_Exercise directions:_ The following entries should be restated word for word, pictures excluded.
___ The records ___
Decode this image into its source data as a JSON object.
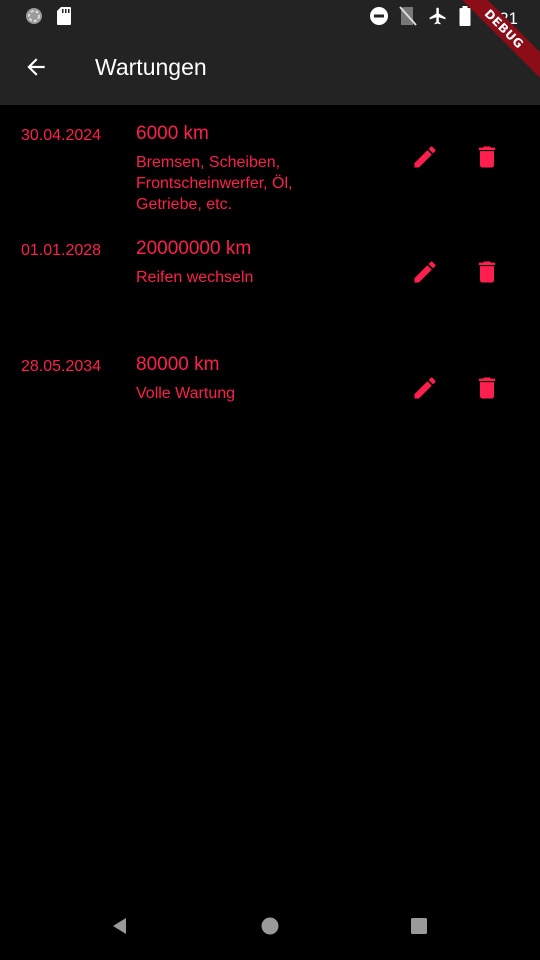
{
  "status_bar": {
    "time": "8:21",
    "icons": [
      "loading-icon",
      "sd-card-icon",
      "do-not-disturb-icon",
      "no-sim-icon",
      "airplane-icon",
      "battery-icon"
    ]
  },
  "app_bar": {
    "title": "Wartungen",
    "back_icon": "arrow-back-icon"
  },
  "debug_banner": "DEBUG",
  "maintenances": [
    {
      "date": "30.04.2024",
      "km": "6000 km",
      "description": "Bremsen, Scheiben, Frontscheinwerfer, Öl, Getriebe, etc."
    },
    {
      "date": "01.01.2028",
      "km": "20000000 km",
      "description": "Reifen wechseln"
    },
    {
      "date": "28.05.2034",
      "km": "80000 km",
      "description": "Volle Wartung"
    }
  ],
  "colors": {
    "accent": "#ff1f4f",
    "app_bar": "#232323",
    "background": "#000000",
    "debug_ribbon": "#8b0d17"
  },
  "nav_bar": {
    "icons": [
      "nav-back-icon",
      "nav-home-icon",
      "nav-recents-icon"
    ]
  }
}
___
_Reply:_
Decode this image into its source data as a JSON object.
{
  "status_bar": {
    "time": "8:21",
    "icons": [
      "loading-icon",
      "sd-card-icon",
      "do-not-disturb-icon",
      "no-sim-icon",
      "airplane-icon",
      "battery-icon"
    ]
  },
  "app_bar": {
    "title": "Wartungen",
    "back_icon": "arrow-back-icon"
  },
  "debug_banner": "DEBUG",
  "maintenances": [
    {
      "date": "30.04.2024",
      "km": "6000 km",
      "description": "Bremsen, Scheiben, Frontscheinwerfer, Öl, Getriebe, etc."
    },
    {
      "date": "01.01.2028",
      "km": "20000000 km",
      "description": "Reifen wechseln"
    },
    {
      "date": "28.05.2034",
      "km": "80000 km",
      "description": "Volle Wartung"
    }
  ],
  "colors": {
    "accent": "#ff1f4f",
    "app_bar": "#232323",
    "background": "#000000",
    "debug_ribbon": "#8b0d17"
  },
  "nav_bar": {
    "icons": [
      "nav-back-icon",
      "nav-home-icon",
      "nav-recents-icon"
    ]
  }
}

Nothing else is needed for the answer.